Written by: Charles Morris; Source: Bill MacDonald via Quora
 
#2
Nice summary. And don’t forget the valley us even harder when battery economies of scale mean that they will heed to match Tesla or China inc. prices but have higher cost
 
#3
Great article. I would, however, caution on the following; in 2008 when it became apparent that the iPhone was going to become huge and would completely upend the entire market, there was talk of potential competitors not having access to the screens necessary to make their own iPhone-like devices.
As enough investment began to take an interest in that, the ramp up was quick and Samsung had competing devices out in time to establish themselves where they are now.

While the batteries needed for EV's dwarfs the smartphone market by several orders of magnitude, now that it is becoming indisputable the Tesla and BEV's are about to do to the car industry what the iphone did to the phone business, the majority or large hedge funds and investment managers are now directing lots of money to BEV development and specifically to battery research to improve energy density and life-cycles.
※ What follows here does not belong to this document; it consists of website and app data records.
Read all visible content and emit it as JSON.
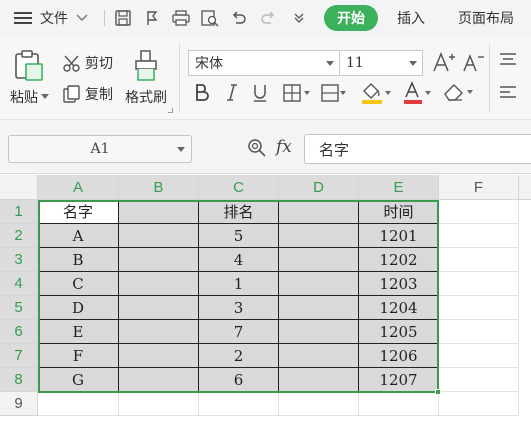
{
  "menubar": {
    "file_label": "文件",
    "tabs": [
      {
        "label": "开始",
        "active": true
      },
      {
        "label": "插入",
        "active": false
      },
      {
        "label": "页面布局",
        "active": false
      }
    ]
  },
  "ribbon": {
    "paste_label": "粘贴",
    "cut_label": "剪切",
    "copy_label": "复制",
    "format_painter_label": "格式刷",
    "font_name": "宋体",
    "font_size": "11"
  },
  "formula_bar": {
    "cell_ref": "A1",
    "fx_label": "fx",
    "content": "名字"
  },
  "sheet": {
    "columns": [
      "A",
      "B",
      "C",
      "D",
      "E",
      "F"
    ],
    "rows": [
      "1",
      "2",
      "3",
      "4",
      "5",
      "6",
      "7",
      "8",
      "9"
    ],
    "cells": [
      [
        "名字",
        "",
        "排名",
        "",
        "时间"
      ],
      [
        "A",
        "",
        "5",
        "",
        "1201"
      ],
      [
        "B",
        "",
        "4",
        "",
        "1202"
      ],
      [
        "C",
        "",
        "1",
        "",
        "1203"
      ],
      [
        "D",
        "",
        "3",
        "",
        "1204"
      ],
      [
        "E",
        "",
        "7",
        "",
        "1205"
      ],
      [
        "F",
        "",
        "2",
        "",
        "1206"
      ],
      [
        "G",
        "",
        "6",
        "",
        "1207"
      ]
    ]
  },
  "icons": [
    "menu-icon",
    "save-icon",
    "quick-format-icon",
    "print-icon",
    "print-preview-icon",
    "undo-icon",
    "redo-icon",
    "more-icon",
    "paste-icon",
    "scissors-icon",
    "copy-icon",
    "brush-icon",
    "font-grow-icon",
    "font-shrink-icon",
    "bold-icon",
    "italic-icon",
    "underline-icon",
    "border-icon",
    "fill-color-icon",
    "font-color-icon",
    "eraser-icon",
    "align-icon",
    "zoom-icon"
  ],
  "colors": {
    "accent": "#3cb05a",
    "selection": "#3a9b4f",
    "cell_fill": "#d9d9d9"
  }
}
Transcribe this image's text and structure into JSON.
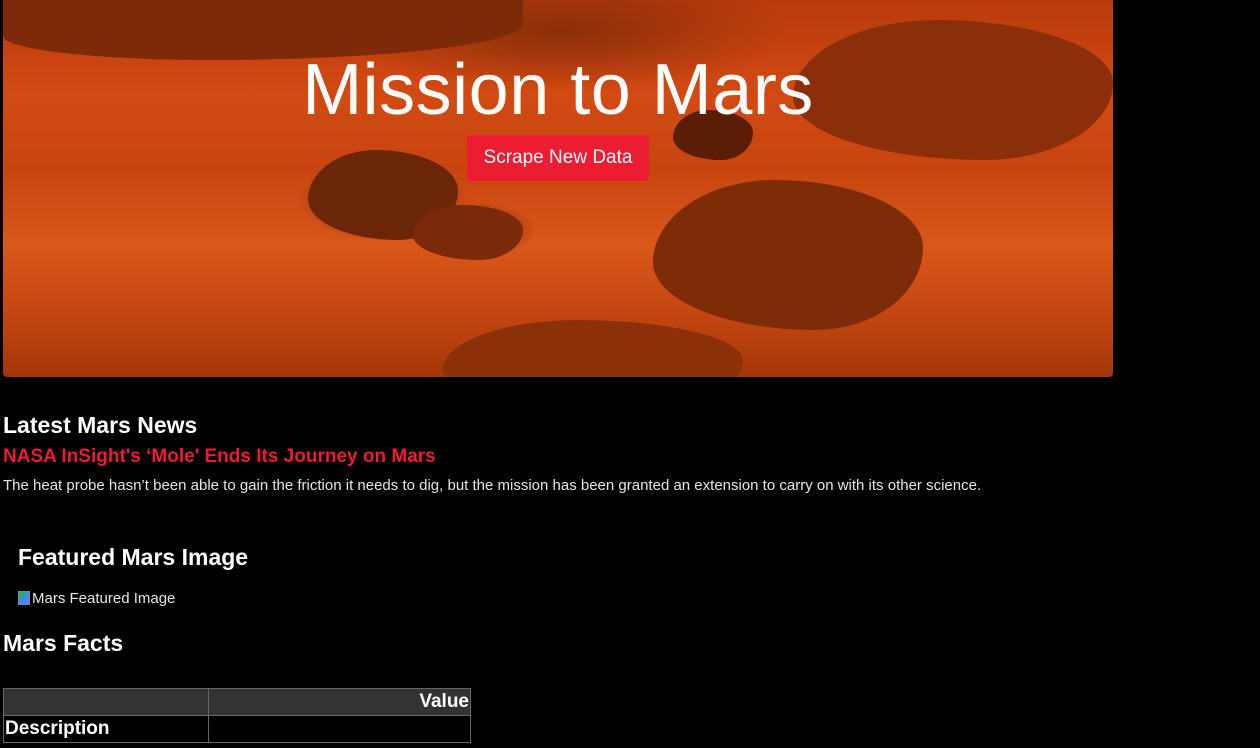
{
  "hero": {
    "title": "Mission to Mars",
    "button_label": "Scrape New Data",
    "accent_color": "#ec1c33"
  },
  "news": {
    "heading": "Latest Mars News",
    "title": "NASA InSight's ‘Mole' Ends Its Journey on Mars",
    "teaser": "The heat probe hasn’t been able to gain the friction it needs to dig, but the mission has been granted an extension to carry on with its other science."
  },
  "featured": {
    "heading": "Featured Mars Image",
    "image_alt": "Mars Featured Image",
    "icon": "broken-image-icon"
  },
  "facts": {
    "heading": "Mars Facts",
    "columns": [
      "",
      "Value"
    ],
    "rows": [
      [
        "Description",
        ""
      ]
    ]
  }
}
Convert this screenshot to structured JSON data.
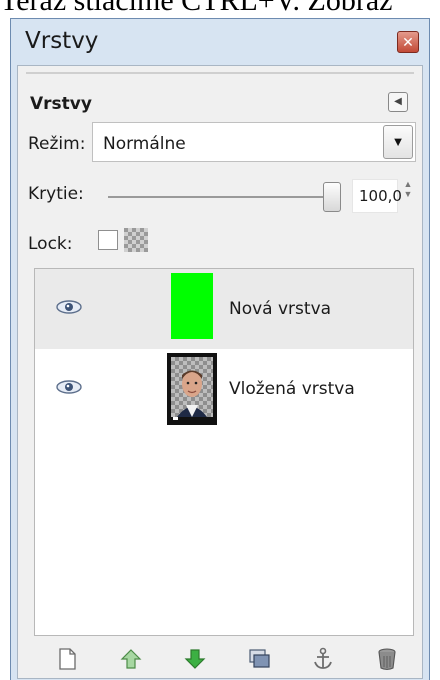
{
  "document_text": "Teraz stlačíme CTRL+V. Zobraz",
  "window": {
    "title": "Vrstvy"
  },
  "panel": {
    "title": "Vrstvy"
  },
  "mode": {
    "label": "Režim:",
    "value": "Normálne"
  },
  "opacity": {
    "label": "Krytie:",
    "value": "100,0",
    "level_percent": 100
  },
  "lock": {
    "label": "Lock:"
  },
  "layers": [
    {
      "name": "Nová vrstva",
      "visible": true,
      "selected": true,
      "thumbnail": "green-fill",
      "thumb_color": "#00ff00"
    },
    {
      "name": "Vložená vrstva",
      "visible": true,
      "selected": false,
      "thumbnail": "portrait-photo"
    }
  ],
  "toolbar": [
    "new-layer-icon",
    "raise-layer-icon",
    "lower-layer-icon",
    "duplicate-layer-icon",
    "anchor-layer-icon",
    "delete-layer-icon"
  ],
  "colors": {
    "window_frame": "#d7e4f2",
    "panel": "#f0f0f0",
    "selection": "#eaeaea",
    "green_accent": "#3cb043"
  }
}
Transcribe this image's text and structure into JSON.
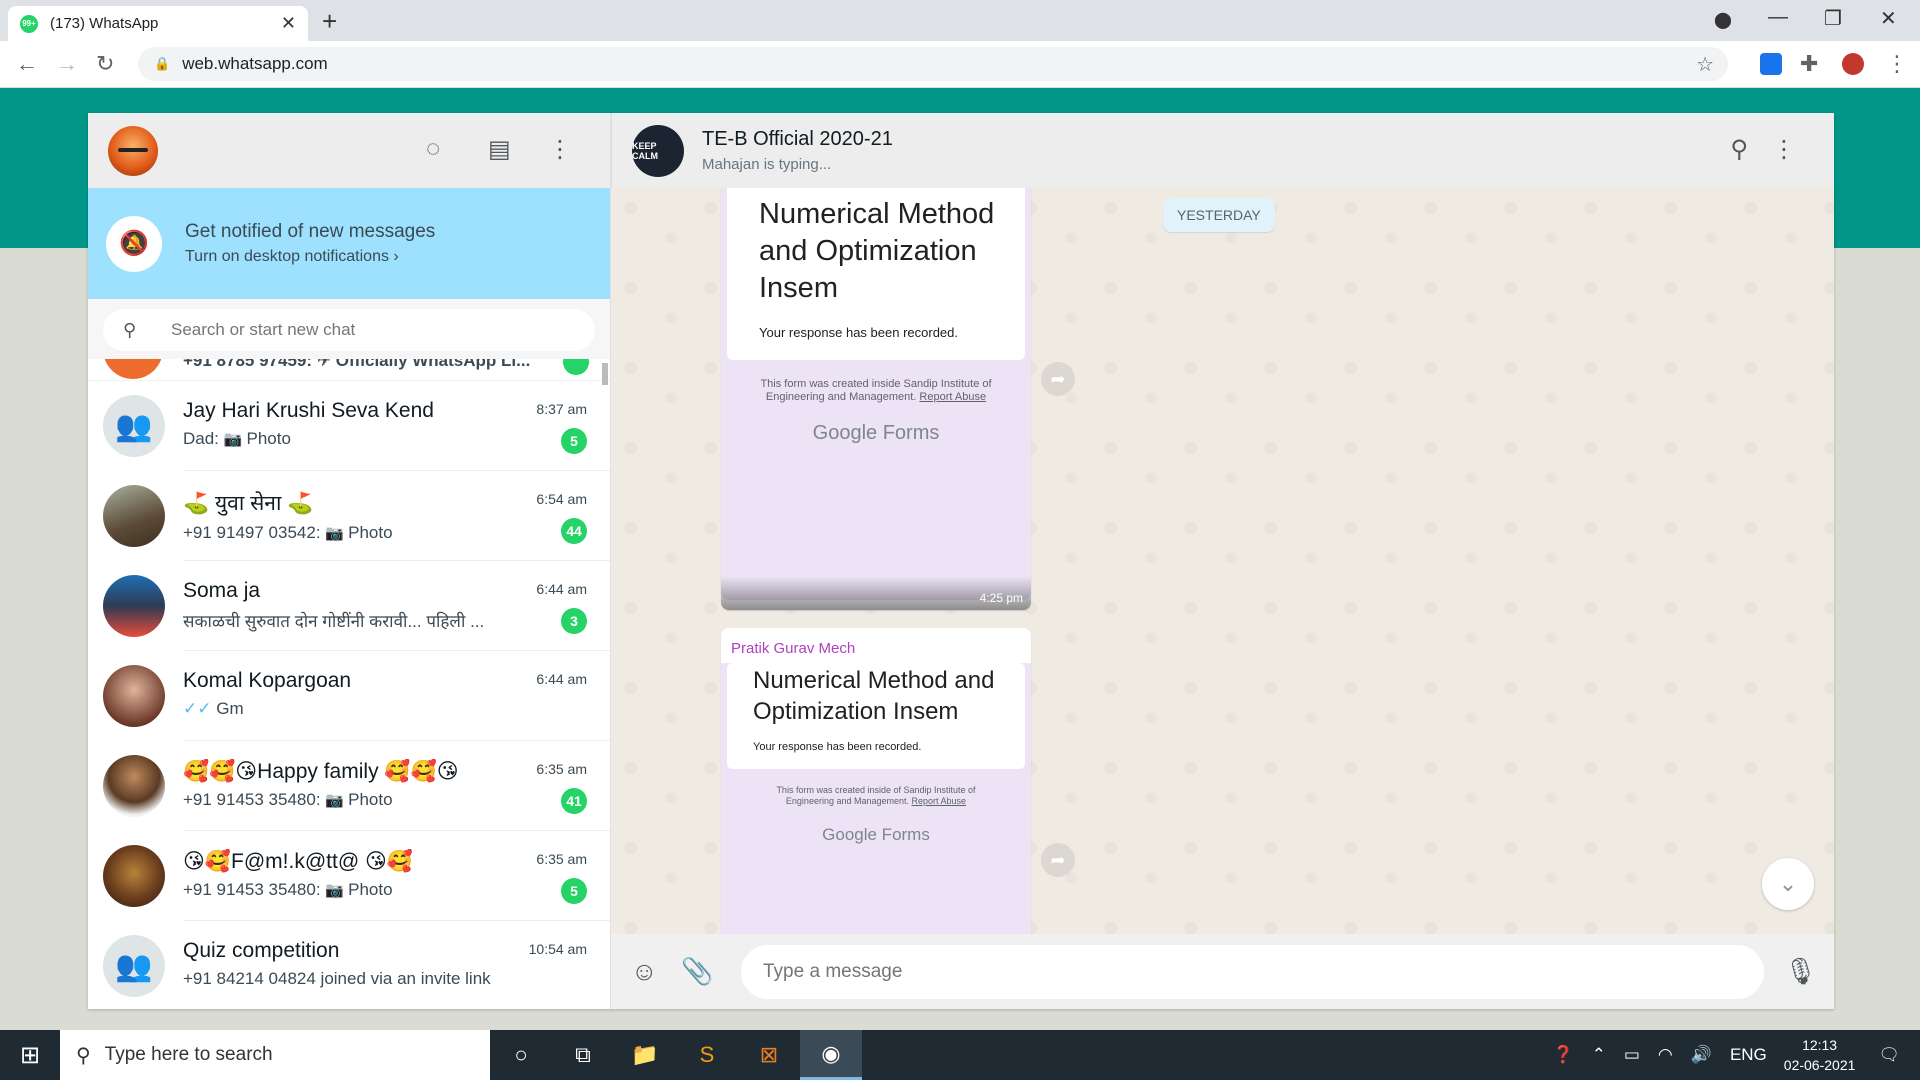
{
  "browser": {
    "tab_title": "(173) WhatsApp",
    "tab_badge": "99+",
    "url": "web.whatsapp.com"
  },
  "banner": {
    "title": "Get notified of new messages",
    "link": "Turn on desktop notifications ›"
  },
  "search": {
    "placeholder": "Search or start new chat"
  },
  "partial_chat": {
    "text": "+91 8785 97459: ✈ Officially WhatsApp Li..."
  },
  "chats": [
    {
      "name": "Jay Hari Krushi Seva Kend",
      "preview_prefix": "Dad: ",
      "preview": "Photo",
      "time": "8:37 am",
      "unread": "5"
    },
    {
      "name": "⛳ युवा सेना ⛳",
      "preview_prefix": "+91 91497 03542: ",
      "preview": "Photo",
      "time": "6:54 am",
      "unread": "44"
    },
    {
      "name": "Soma ja",
      "preview_prefix": "",
      "preview": "सकाळची सुरुवात दोन गोष्टींनी करावी... पहिली ...",
      "time": "6:44 am",
      "unread": "3"
    },
    {
      "name": "Komal Kopargoan",
      "preview_prefix": "✓✓ ",
      "preview": "Gm",
      "time": "6:44 am",
      "unread": ""
    },
    {
      "name": "🥰🥰😘Happy family 🥰🥰😘",
      "preview_prefix": "+91 91453 35480: ",
      "preview": "Photo",
      "time": "6:35 am",
      "unread": "41"
    },
    {
      "name": "😘🥰F@m!.k@tt@ 😘🥰",
      "preview_prefix": "+91 91453 35480: ",
      "preview": "Photo",
      "time": "6:35 am",
      "unread": "5"
    },
    {
      "name": "Quiz competition",
      "preview_prefix": "",
      "preview": "+91 84214 04824 joined via an invite link",
      "time": "10:54 am",
      "unread": ""
    }
  ],
  "conversation": {
    "group_name": "TE-B Official 2020-21",
    "status": "Mahajan is typing...",
    "avatar_text": "KEEP CALM",
    "day_chip": "YESTERDAY",
    "msg1": {
      "form_title": "Numerical Method and Optimization Insem",
      "response": "Your response has been recorded.",
      "footer": "This form was created inside Sandip Institute of Engineering and Management.",
      "report": "Report Abuse",
      "brand": "Google Forms",
      "time": "4:25 pm"
    },
    "msg2": {
      "sender": "Pratik Gurav Mech",
      "form_title": "Numerical Method and Optimization Insem",
      "response": "Your response has been recorded.",
      "footer": "This form was created inside of Sandip Institute of Engineering and Management.",
      "report": "Report Abuse",
      "brand": "Google Forms"
    },
    "composer_placeholder": "Type a message"
  },
  "taskbar": {
    "search_placeholder": "Type here to search",
    "language": "ENG",
    "time": "12:13",
    "date": "02-06-2021"
  },
  "colors": {
    "accent": "#009688",
    "unread_badge": "#25d366",
    "banner": "#9de1fe"
  }
}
What all this means, in my humble opinion, is that the auto industry will see a shift where the legacy ICE makers will be relegated to the fringes and will find other ways to leverage their existing infrastructure for other purposes like making body parts (which they've proven to be very good at) and other items for the new brands that will take their place as the mainstream BEV makers.

Regardless of how exactly you believe the future will turn out, this is certain. Tesla is the dominant maker of luxury and high quality BEVs and power storage solutions on residential and industrial scales and they have already secured their dominance for a few decades to come via their long term outlook in how they invested into researching and developing all these new products and technologies.

With all this in mind, looking at their stock price, below $500/share is still a good price to buy and hold. This stock will likely exceed $1k by 2020 (with 1mil plus TM3s on US roads) and I suspect that will be even after a split and I would not be surprised to see them split the solar and power storage portion of Tesla into their very own separate entities since those will become much bigger than the EV business.